How Jefferson Davis was overtaken. Major General James Harrison Wilson. On the first Sunday of April, 1865, while seated in St. Paul's Church, in Richmond, Jefferson Davis received a telegram from Lee, announcing the fall of Petersburg, the partial destruction of his army, and the immediate necessity for flight. Although he could not have been entirely unprepared for this intelligence, it appears that he did not receive it with self-possession or dignity; but with tremulous and nervous haste, like a weak man in the hour of misfortune, he left the house of worship and hurried home, where he and his personal staff and servants spent the rest of the day in packing their personal baggage. At nightfall everything was in readiness; even the gold then remaining in the Treasury, not exceeding in all forty thousand dollars, was packed among the baggage, In a recent article Mr. Reagan says: If it is meant by this statement simply that the money in the Treasury (gold and all) was tak
ended, or endeavor to work his way southward into Florida. With the view of frustrating this plan, I now directed all the crossings of the Ocmulgee river, from Atlanta to Hawkinsville, to be watched with renewed vigilance. On the evening of May 6th, having received the intelligence sent in by Yoeman, I directed General Croxton to select the best regiment in his division and to send it under its best officer, with orders to march eastward, by the way of Jeffersonville, to Dublin, on the Ocoed him to issue a proclamation offering a reward of one hundred thousand dollars to be paid out of such money as might be found in the possession of Davis or his party. This was done, and copies scattered throughout the country as early as the 6th of May. As soon as it was known at Atlanta that Davis' cavalry escort had disbanded, General Alexander, with five hundred picked men and horses, of his command, crossed to the right or northern bank of the Chattahoochee river, occupied all the for
rmation in regard to Davis' movements as he had been able to gather. This was about three o'clock in the afternoon. After a conversation between these officers, the precise details of which are variously reported, they separated, Colonel Harnden to rejoin his command, already an hour or more in advance, and Colonel Pritchard continuing his march along the south side of the Ocmulgee. It will be remembered that Colonel Pritchard began his march from the vicinity of Macon, on the evening of May 7th, under verbal orders given him by General Minty, in pursuance of instructions from corps headquarters. His attention was particularly directed to the crossings of the Ocmulgee river, between Hawkinsville and Jacksonville, near the mouth of the Ohoopee, with the object of intercepting Davis and such other rebel chiefs as might be making their way out of the country by the roads in that region. I{e had, however, not gone more than three miles from Abbeville before he obtained from a negro m

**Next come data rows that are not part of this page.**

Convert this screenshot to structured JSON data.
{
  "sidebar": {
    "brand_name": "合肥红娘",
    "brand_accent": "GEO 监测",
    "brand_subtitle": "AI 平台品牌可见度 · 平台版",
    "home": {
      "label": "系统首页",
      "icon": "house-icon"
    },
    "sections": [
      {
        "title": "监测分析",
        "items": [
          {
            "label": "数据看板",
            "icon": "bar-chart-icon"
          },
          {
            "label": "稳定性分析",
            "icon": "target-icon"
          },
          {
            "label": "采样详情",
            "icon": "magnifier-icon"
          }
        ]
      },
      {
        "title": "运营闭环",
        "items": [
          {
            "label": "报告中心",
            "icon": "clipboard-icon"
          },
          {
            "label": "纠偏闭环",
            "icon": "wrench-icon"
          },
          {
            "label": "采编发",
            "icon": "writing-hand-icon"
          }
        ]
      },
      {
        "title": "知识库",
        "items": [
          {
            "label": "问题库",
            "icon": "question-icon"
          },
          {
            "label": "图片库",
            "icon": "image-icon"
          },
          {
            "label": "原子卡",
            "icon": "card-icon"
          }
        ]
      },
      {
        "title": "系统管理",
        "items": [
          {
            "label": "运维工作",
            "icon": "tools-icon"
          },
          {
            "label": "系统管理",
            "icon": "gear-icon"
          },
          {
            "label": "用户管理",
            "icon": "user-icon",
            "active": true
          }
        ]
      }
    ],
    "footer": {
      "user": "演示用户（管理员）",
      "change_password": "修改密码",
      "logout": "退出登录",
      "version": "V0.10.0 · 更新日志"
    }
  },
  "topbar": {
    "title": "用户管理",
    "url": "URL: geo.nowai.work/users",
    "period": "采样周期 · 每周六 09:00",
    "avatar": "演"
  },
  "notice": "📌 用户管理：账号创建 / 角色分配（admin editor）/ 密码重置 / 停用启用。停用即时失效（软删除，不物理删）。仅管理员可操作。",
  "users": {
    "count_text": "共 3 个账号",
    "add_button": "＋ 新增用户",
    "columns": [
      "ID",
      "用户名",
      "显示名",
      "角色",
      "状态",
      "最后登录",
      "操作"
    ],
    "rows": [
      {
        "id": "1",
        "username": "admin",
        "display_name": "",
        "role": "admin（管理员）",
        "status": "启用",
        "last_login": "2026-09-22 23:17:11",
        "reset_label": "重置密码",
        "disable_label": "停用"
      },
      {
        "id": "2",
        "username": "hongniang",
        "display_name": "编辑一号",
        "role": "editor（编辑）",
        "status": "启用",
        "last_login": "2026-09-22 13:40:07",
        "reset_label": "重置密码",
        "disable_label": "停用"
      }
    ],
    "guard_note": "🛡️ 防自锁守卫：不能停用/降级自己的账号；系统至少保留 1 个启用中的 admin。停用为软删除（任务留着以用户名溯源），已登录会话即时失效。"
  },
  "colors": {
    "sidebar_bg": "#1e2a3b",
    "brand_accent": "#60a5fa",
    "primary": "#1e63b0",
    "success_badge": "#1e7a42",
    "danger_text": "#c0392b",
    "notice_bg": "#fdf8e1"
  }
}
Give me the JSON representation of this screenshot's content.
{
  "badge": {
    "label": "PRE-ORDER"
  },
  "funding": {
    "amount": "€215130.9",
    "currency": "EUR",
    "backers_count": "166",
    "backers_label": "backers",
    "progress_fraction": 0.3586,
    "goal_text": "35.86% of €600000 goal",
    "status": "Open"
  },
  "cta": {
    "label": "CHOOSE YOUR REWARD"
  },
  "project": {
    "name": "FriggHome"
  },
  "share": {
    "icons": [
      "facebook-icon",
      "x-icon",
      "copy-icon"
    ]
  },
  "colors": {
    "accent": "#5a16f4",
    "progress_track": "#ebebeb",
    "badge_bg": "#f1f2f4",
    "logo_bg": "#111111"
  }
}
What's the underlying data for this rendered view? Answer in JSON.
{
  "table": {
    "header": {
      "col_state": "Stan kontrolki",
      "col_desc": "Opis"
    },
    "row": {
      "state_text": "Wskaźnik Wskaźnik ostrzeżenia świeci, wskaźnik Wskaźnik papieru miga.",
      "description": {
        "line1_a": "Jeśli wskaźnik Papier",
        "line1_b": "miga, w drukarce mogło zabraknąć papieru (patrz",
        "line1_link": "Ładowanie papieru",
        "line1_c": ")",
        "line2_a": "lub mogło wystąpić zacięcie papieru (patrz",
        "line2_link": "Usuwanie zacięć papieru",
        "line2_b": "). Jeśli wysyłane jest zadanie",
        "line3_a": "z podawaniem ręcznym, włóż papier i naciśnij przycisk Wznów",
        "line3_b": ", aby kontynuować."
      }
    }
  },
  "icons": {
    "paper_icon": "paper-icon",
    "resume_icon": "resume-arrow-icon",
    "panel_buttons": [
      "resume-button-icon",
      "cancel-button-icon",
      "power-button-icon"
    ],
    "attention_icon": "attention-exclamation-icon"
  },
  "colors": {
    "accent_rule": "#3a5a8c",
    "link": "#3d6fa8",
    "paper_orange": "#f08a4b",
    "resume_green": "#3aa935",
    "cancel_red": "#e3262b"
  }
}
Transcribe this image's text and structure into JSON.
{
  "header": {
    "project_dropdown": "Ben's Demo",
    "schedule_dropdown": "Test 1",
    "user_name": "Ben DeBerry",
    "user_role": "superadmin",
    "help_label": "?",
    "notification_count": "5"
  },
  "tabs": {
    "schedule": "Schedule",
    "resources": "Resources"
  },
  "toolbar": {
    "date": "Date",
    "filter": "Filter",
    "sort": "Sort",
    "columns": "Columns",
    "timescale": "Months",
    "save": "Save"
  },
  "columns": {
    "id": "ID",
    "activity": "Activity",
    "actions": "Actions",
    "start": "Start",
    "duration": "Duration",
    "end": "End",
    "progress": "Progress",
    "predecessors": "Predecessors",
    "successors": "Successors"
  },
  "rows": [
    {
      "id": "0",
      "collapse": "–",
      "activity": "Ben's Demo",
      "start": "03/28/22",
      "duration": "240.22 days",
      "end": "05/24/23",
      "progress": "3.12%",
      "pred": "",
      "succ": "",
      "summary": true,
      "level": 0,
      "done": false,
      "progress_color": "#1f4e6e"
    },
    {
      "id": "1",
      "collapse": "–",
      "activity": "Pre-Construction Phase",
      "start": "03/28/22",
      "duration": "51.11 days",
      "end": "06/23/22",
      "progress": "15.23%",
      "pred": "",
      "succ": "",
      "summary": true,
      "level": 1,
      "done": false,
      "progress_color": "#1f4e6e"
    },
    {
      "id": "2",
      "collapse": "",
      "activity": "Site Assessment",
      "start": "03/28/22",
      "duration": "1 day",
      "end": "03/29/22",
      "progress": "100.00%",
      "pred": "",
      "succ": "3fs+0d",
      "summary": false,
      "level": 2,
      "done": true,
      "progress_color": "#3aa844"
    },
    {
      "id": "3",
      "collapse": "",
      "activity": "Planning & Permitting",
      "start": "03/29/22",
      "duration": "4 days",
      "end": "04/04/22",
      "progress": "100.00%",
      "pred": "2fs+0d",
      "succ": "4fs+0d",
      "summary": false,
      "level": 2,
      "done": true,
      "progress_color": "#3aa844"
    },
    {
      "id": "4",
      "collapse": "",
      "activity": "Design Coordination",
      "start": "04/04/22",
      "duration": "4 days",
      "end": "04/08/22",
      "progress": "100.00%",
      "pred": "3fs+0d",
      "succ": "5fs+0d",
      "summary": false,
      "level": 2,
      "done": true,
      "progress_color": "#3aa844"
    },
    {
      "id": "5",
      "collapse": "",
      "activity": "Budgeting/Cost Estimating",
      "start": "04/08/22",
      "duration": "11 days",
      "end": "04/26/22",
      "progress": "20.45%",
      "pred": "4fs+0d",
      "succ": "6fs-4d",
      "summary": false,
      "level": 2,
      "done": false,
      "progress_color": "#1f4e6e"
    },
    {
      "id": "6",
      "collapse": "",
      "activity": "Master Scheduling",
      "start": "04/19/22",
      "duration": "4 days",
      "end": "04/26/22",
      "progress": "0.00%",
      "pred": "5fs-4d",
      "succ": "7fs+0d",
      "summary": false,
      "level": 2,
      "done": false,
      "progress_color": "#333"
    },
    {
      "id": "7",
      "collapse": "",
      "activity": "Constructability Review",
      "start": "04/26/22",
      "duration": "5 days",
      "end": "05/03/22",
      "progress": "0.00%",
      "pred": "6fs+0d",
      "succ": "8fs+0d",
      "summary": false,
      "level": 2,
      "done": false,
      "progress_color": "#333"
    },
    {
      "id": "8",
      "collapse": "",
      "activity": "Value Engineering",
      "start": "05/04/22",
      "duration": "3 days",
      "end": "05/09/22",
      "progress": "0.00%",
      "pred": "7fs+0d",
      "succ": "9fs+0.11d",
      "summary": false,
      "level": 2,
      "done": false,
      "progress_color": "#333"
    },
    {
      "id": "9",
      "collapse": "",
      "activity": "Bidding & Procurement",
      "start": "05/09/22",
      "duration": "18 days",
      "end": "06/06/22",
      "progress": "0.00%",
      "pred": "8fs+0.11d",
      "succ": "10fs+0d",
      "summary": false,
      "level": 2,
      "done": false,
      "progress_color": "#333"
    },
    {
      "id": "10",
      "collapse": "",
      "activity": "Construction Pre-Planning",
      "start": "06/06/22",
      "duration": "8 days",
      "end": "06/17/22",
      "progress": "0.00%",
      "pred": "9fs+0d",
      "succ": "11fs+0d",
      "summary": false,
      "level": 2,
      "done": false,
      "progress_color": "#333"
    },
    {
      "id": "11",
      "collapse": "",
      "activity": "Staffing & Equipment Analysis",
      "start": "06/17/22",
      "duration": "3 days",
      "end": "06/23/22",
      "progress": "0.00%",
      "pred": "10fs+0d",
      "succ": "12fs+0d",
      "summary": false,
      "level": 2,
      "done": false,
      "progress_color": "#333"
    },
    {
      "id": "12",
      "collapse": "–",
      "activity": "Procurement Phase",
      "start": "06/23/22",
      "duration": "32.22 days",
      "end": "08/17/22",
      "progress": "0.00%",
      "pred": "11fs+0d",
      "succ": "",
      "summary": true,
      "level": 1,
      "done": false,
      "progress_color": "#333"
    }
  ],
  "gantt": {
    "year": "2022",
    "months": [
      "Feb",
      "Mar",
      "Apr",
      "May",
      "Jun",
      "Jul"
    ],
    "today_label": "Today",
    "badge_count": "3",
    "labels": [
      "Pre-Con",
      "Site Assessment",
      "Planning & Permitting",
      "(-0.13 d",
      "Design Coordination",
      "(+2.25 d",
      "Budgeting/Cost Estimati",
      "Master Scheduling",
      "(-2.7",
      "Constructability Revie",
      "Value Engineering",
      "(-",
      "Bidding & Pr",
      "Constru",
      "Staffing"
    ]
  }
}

September, 1865 AD (search for this): chapter 42
s upon which this story rests, as well as to specify the exact articles of woman's apparel which constituted the disguise. It is stated by Lieutenant Dickinson, in writing, that the rebel chieftain was one of the three persons dressed in woman's attire, and that he had a black mantle wrapped about his head, through the top of which could have been seen locks of his hair. Captain G. W. Lawton, Fourth Michigan Cavalry, who published an account of the capture in the Atlantic monthly for September, 1865, asserts explicitly, upon the testimony of the officers present, that Davis, in addition to his full suit of Confederate gray, had on a lady's waterproof (cloak), gathered at the waist, with a shawl drawn over the head, and carrying a tin pail. Colonel Pritchard says, in his official report, that he received from Mrs. Davis, on board the steamer Clyde, off Fortress Monroe, a waterproof cloak or robe of dark or almost black waterproof stuff which was worn by Davis as a disguise, and whi
... 14 15 16 17 18 19